The War of the Kings

English: "The last judgment", and a ...

In Dale Ralph Davis’ book on 2 Kings, (The Power and the Fury), he mentions something we all learned in literature class. He talks about foreshadowing – a pattern found many places in scripture. Davis’ prime example is that when King Jehoash breaks down the walls of Jerusalem and plunders the wealth of the temple and palace, this is foreshadowing what is to come in 2 Kings 24 with the more famous King Nebuchadnezzar. Now while this foreshadowing is a worthy example, I am drawn to Genesis where we first see this kind literary foreshadowing.

We all know the story of Sodom and Gomorrah, but what about the foreshadowing of such judgment. Doesn’t God warn before he destroys? In Genesis 14, we have the first war. It is correctly referred to as “the war of the kings.” Five kings rebel against what appears to be the king of Elam, who had three other kings at his side. So these 9 kings war against each other, but it is no contest. The king of Elam and his allies put down the rebellion. Among these rebels is none other than the king of Sodom and the king of Gomorrah.
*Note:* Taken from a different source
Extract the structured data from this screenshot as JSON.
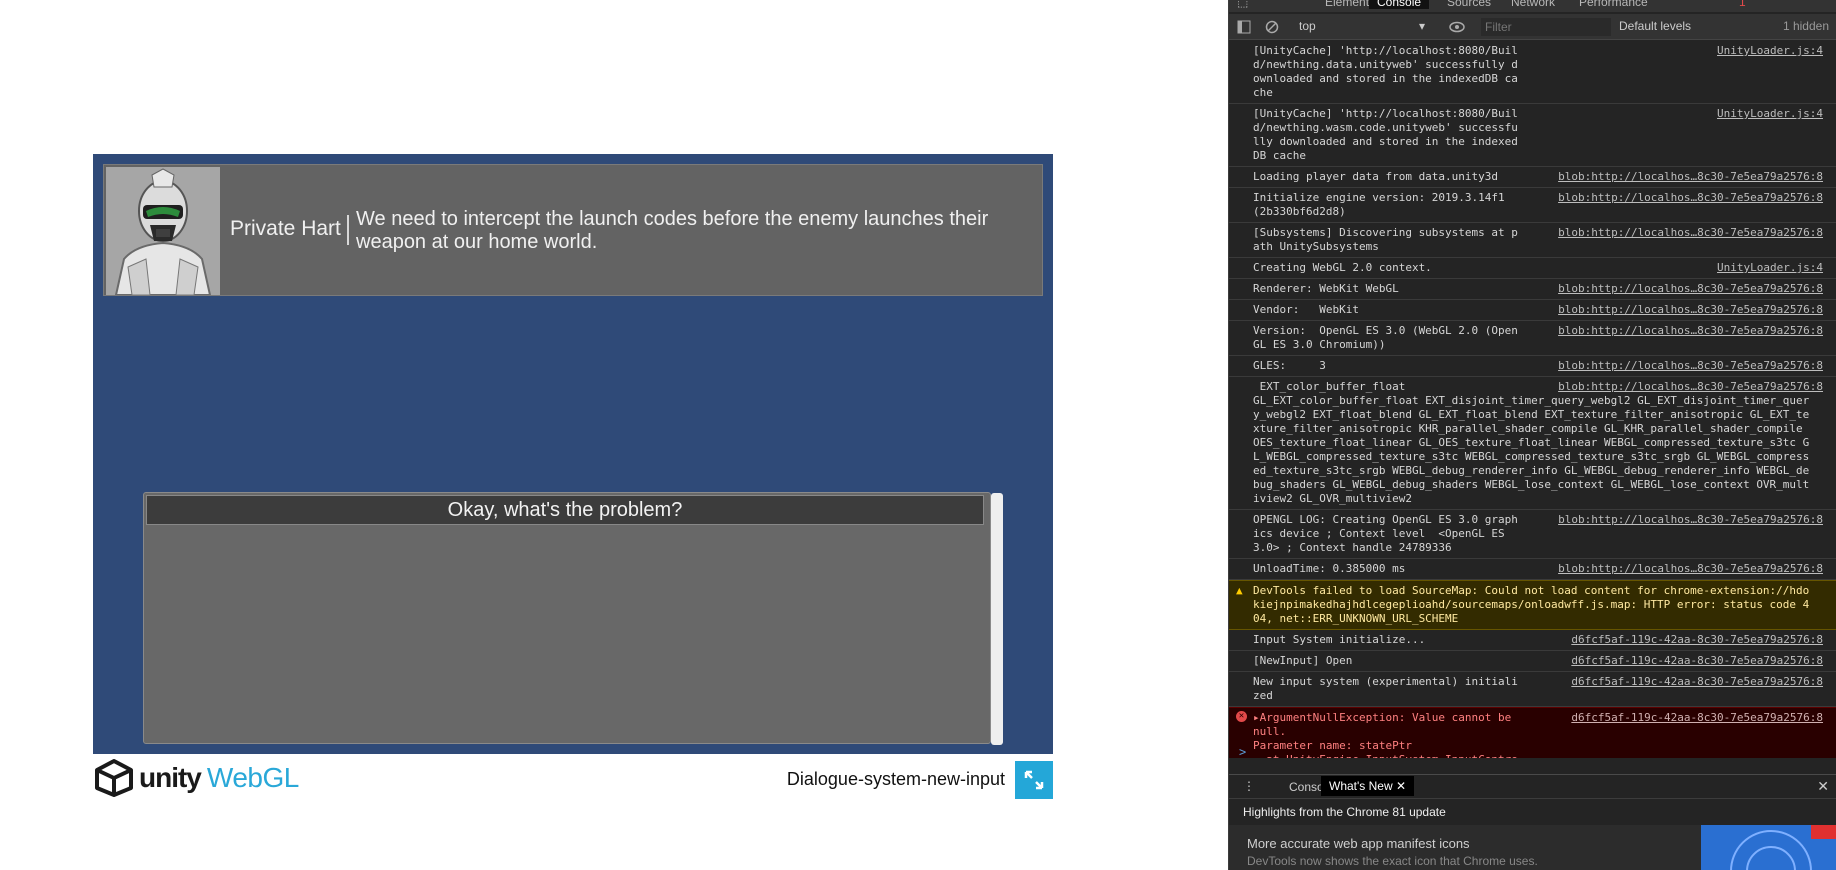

As part of the spoil, the goods and the people were taken from Sodom and Gomorrah, including Lot and his family. The back half of this story may be more familiar to you because it is when Abram rescues Lot and the people with him.

What is so fascinating about this story is that it is a mere 4 chapters from the total destruction of Sodom and Gomorrah in Genesis 18. When we find this foreshadowing pattern we often see an event that is similar to what comes later. The kicker is what happens in the future is almost always much worse. There is no doubt the war of the kings is but a shadow of what was coming with the fiery divine judgment on Sodom and Gomorrah.
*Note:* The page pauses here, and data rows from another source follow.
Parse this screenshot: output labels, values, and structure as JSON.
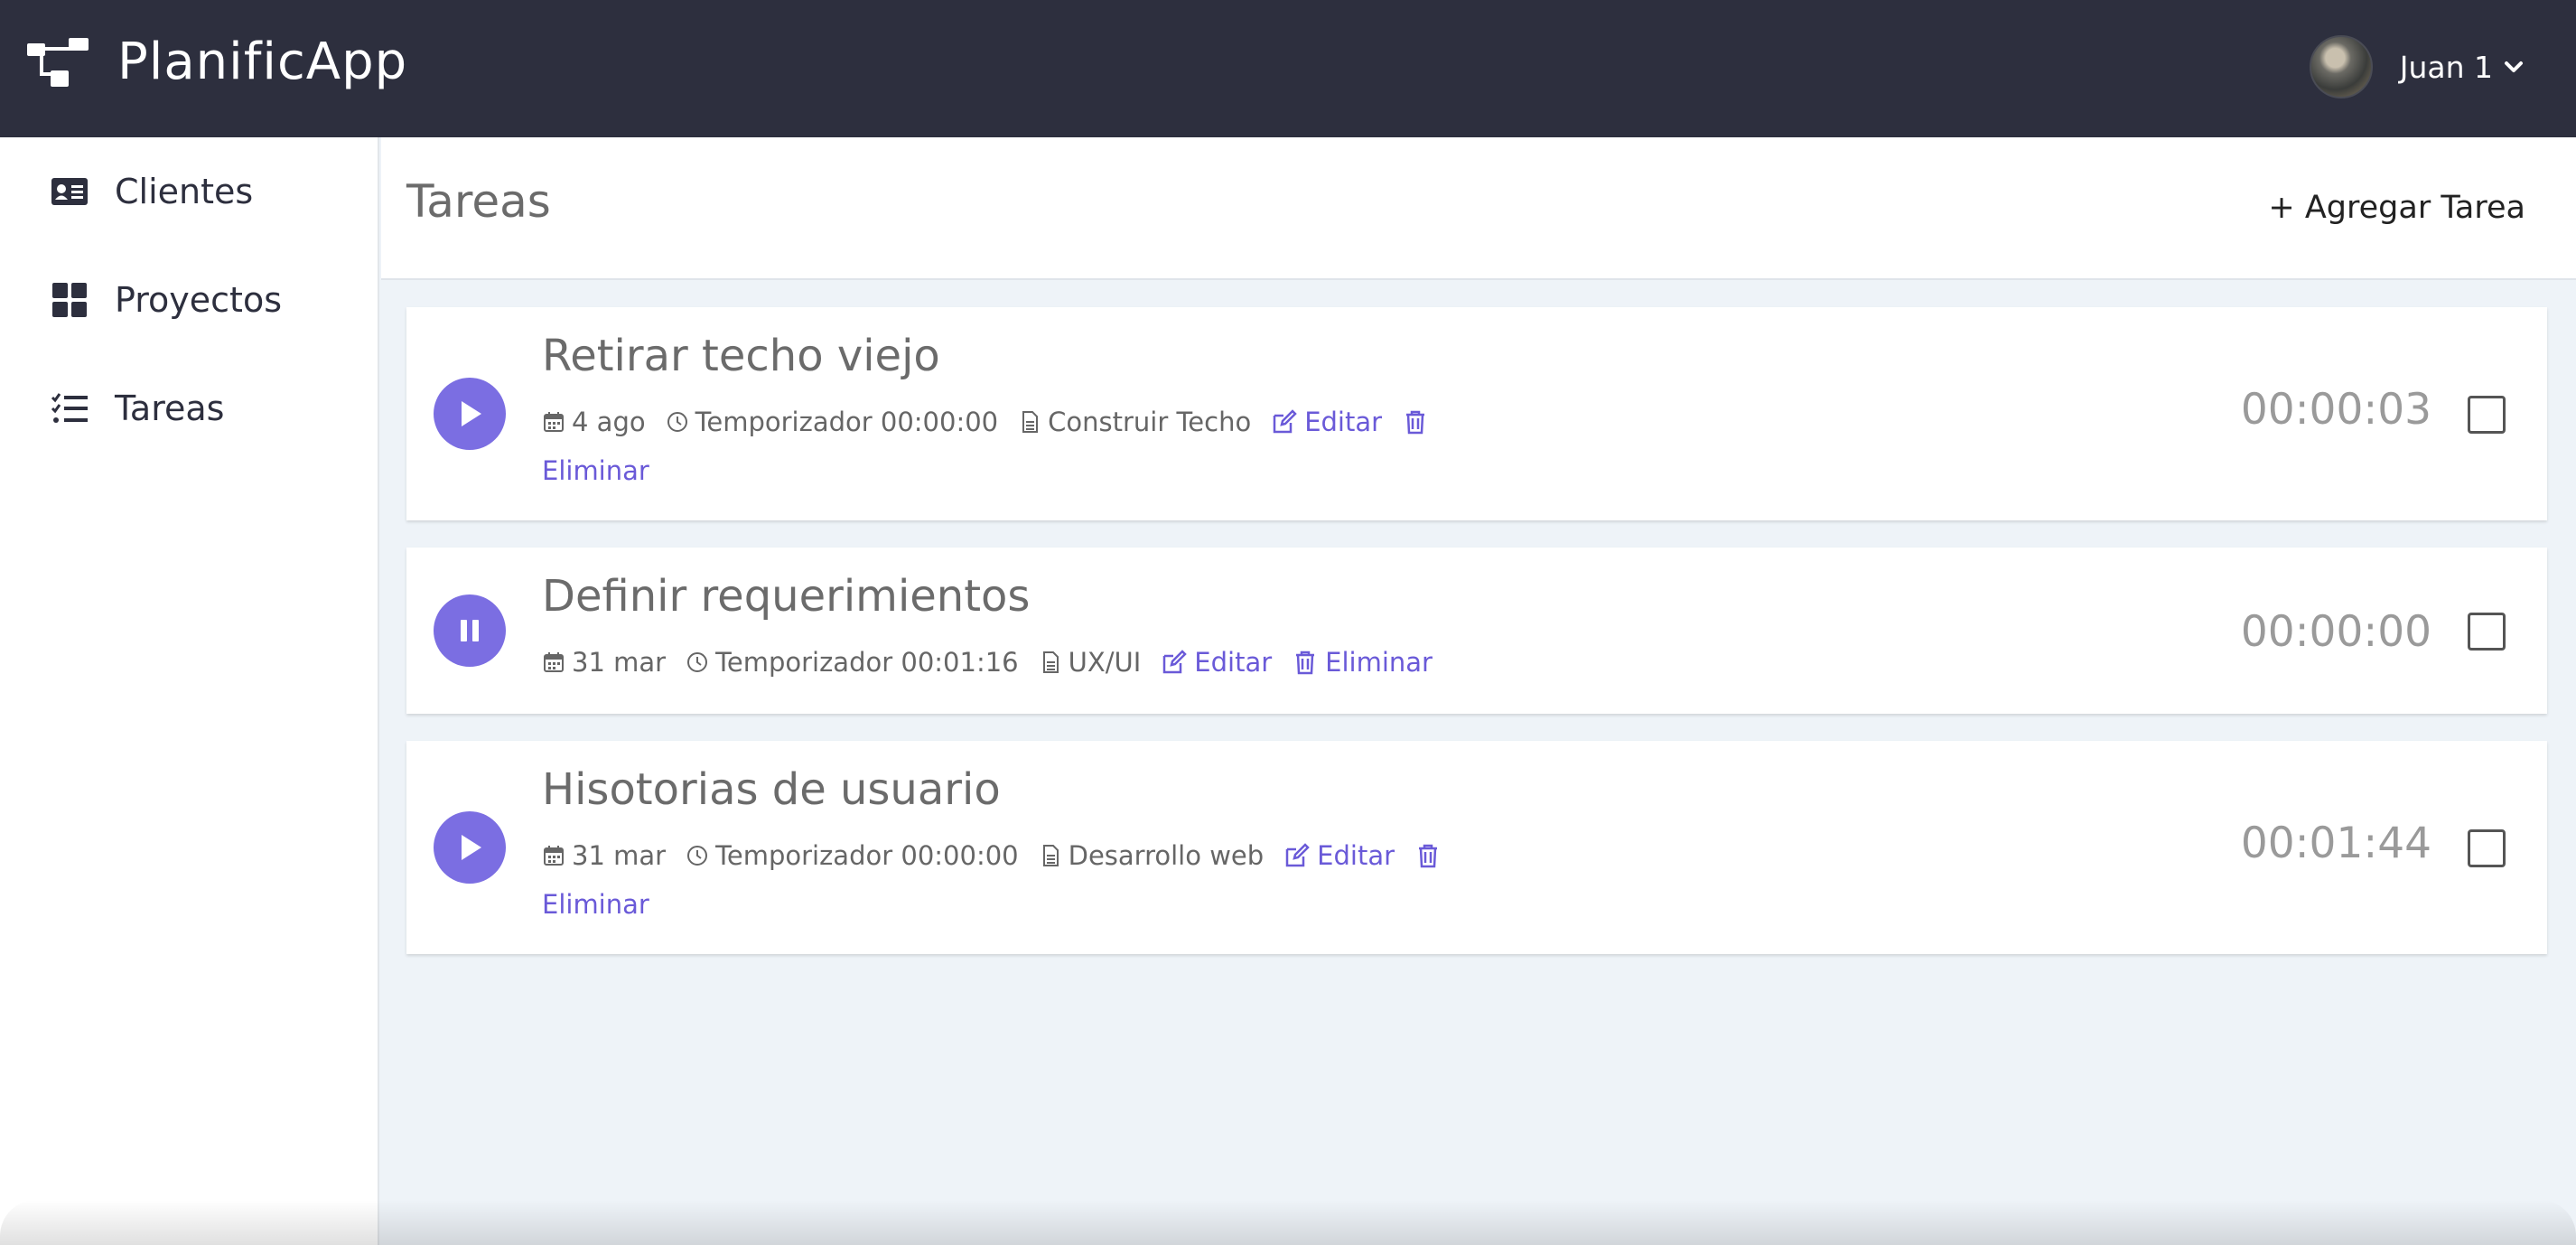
{
  "app": {
    "name": "PlanificApp"
  },
  "user": {
    "name": "Juan 1"
  },
  "sidebar": {
    "items": [
      {
        "label": "Clientes",
        "icon": "id-card-icon"
      },
      {
        "label": "Proyectos",
        "icon": "grid-icon"
      },
      {
        "label": "Tareas",
        "icon": "tasks-icon"
      }
    ]
  },
  "page": {
    "title": "Tareas",
    "add_label": "+ Agregar Tarea"
  },
  "tasks": [
    {
      "title": "Retirar techo viejo",
      "date": "4 ago",
      "timer_label": "Temporizador 00:00:00",
      "project": "Construir Techo",
      "edit_label": "Editar",
      "delete_label": "Eliminar",
      "elapsed": "00:00:03",
      "state": "paused",
      "button_icon": "play-icon"
    },
    {
      "title": "Definir requerimientos",
      "date": "31 mar",
      "timer_label": "Temporizador 00:01:16",
      "project": "UX/UI",
      "edit_label": "Editar",
      "delete_label": "Eliminar",
      "elapsed": "00:00:00",
      "state": "running",
      "button_icon": "pause-icon"
    },
    {
      "title": "Hisotorias de usuario",
      "date": "31 mar",
      "timer_label": "Temporizador 00:00:00",
      "project": "Desarrollo web",
      "edit_label": "Editar",
      "delete_label": "Eliminar",
      "elapsed": "00:01:44",
      "state": "paused",
      "button_icon": "play-icon"
    }
  ],
  "colors": {
    "header_bg": "#2d2f3e",
    "accent": "#7b6ee2",
    "link": "#6a5ad8",
    "main_bg": "#eef3f8"
  }
}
The next question you are probably asking is, what does this have to do with me? It is fair to even ask if there is any application whatsoever. If God uses foreshadowing in the Old Testament, does he not use it today? I want to turn momentarily back to Dale Ralph Davis because he answers this question vividly.
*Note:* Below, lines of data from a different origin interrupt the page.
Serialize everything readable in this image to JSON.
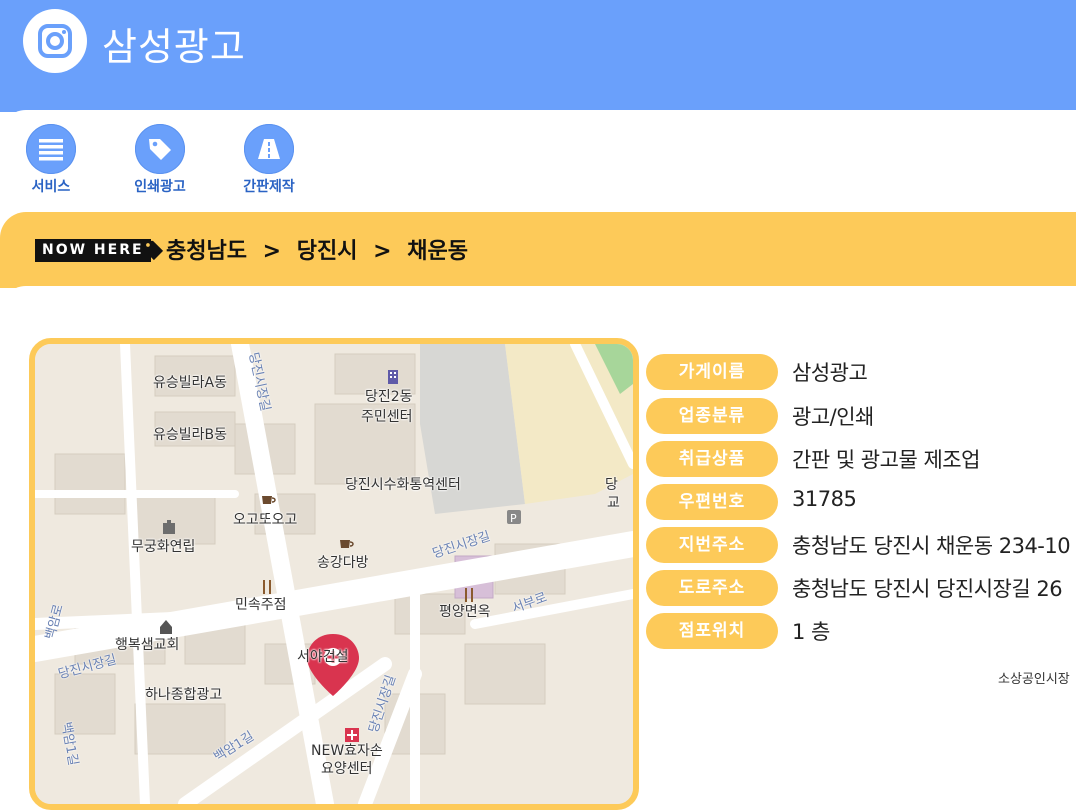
{
  "header": {
    "title": "삼성광고",
    "logo_icon": "instagram-icon",
    "color": "#6aa0fb"
  },
  "nav": [
    {
      "label": "서비스",
      "icon": "list-icon"
    },
    {
      "label": "인쇄광고",
      "icon": "tag-icon"
    },
    {
      "label": "간판제작",
      "icon": "road-icon"
    }
  ],
  "breadcrumb": {
    "badge": "NOW HERE",
    "icon": "tag-icon",
    "items": [
      "충청남도",
      ">",
      "당진시",
      ">",
      "채운동"
    ]
  },
  "map": {
    "marker_label": "서야건설",
    "places": [
      "유승빌라A동",
      "유승빌라B동",
      "당진2동",
      "주민센터",
      "당진시수화통역센터",
      "오고또오고",
      "무궁화연립",
      "송강다방",
      "민속주점",
      "행복샘교회",
      "하나종합광고",
      "평양면옥",
      "NEW효자손",
      "요양센터",
      "당",
      "교"
    ],
    "roads": [
      "당진시장길",
      "당진시장길",
      "당진시장길",
      "당진시장길",
      "서부로",
      "백암로",
      "백암1길",
      "백암1길"
    ]
  },
  "store_info": [
    {
      "label": "가게이름",
      "value": "삼성광고"
    },
    {
      "label": "업종분류",
      "value": "광고/인쇄"
    },
    {
      "label": "취급상품",
      "value": "간판 및 광고물 제조업"
    },
    {
      "label": "우편번호",
      "value": "31785"
    },
    {
      "label": "지번주소",
      "value": "충청남도 당진시 채운동 234-10"
    },
    {
      "label": "도로주소",
      "value": "충청남도 당진시 당진시장길 26"
    },
    {
      "label": "점포위치",
      "value": "1 층"
    }
  ],
  "source_note": "소상공인시장",
  "colors": {
    "accent_blue": "#6aa0fb",
    "accent_yellow": "#fdca59",
    "marker_red": "#d9344f"
  }
}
“we have had in recent years a rash of school and work shootings – a student or a worker goes into their respective school or workplace and begins mowing down their colleagues. . . We have had, off and on, a rash of scandals in the highest levels of our government. We have been attacked by terrorist, dramatically at home, more routinely overseas. Are these God’s foreshadowings to awaken a nation that has no knowledge of God, that by its courts and legislation has guaranteed a culture of death for thirty years, that revels in rampant immorality, and cuddles and caters to those who glory in their sexual perversions? Is God shouting at us and we are not hearing?”

While Davis uses the Socratic method, it is painfully clear what he is saying! And if what we have been seeing in our land over the past 30 years is a foreshadowing or warning of things to come, then where does that leave us? To be sure this can cause fearfulness, but what of honesty. What about asking these important questions? Are we honest enough to say that God is actually sovereign and we are not in control? Are we brave enough to say that we are heading to a shadowy future? Well, let me be clear. I do think we are on the brink of destruction; however, we are very close to painful chastisement. It is possible we are about to see things we have never seen before. Judah and Israel did survive exile, but it was quite painful. Daniel, who was a prophet at just such a time, writes about something extraordinary that is likely foreign to our arrogant, Americanistic view. “And in the days of those kings the God of heaven will set up a kingdom that shall never be destroyed, nor shall the kingdom be left to another people. It shall break in pieces all these kingdoms and bring them to an end, and it shall stand forever” (Daniel 2:44). We should never confuse the kingdom of God with the kingdom of America. As we as a nation move further and further away from God’s design, we find ourselves in the same place as earlier gentile nations. We have become like Babylon, Persia, the Greeks and Romans, simply put, a nation that will be broken in pieces by the kingdom of God.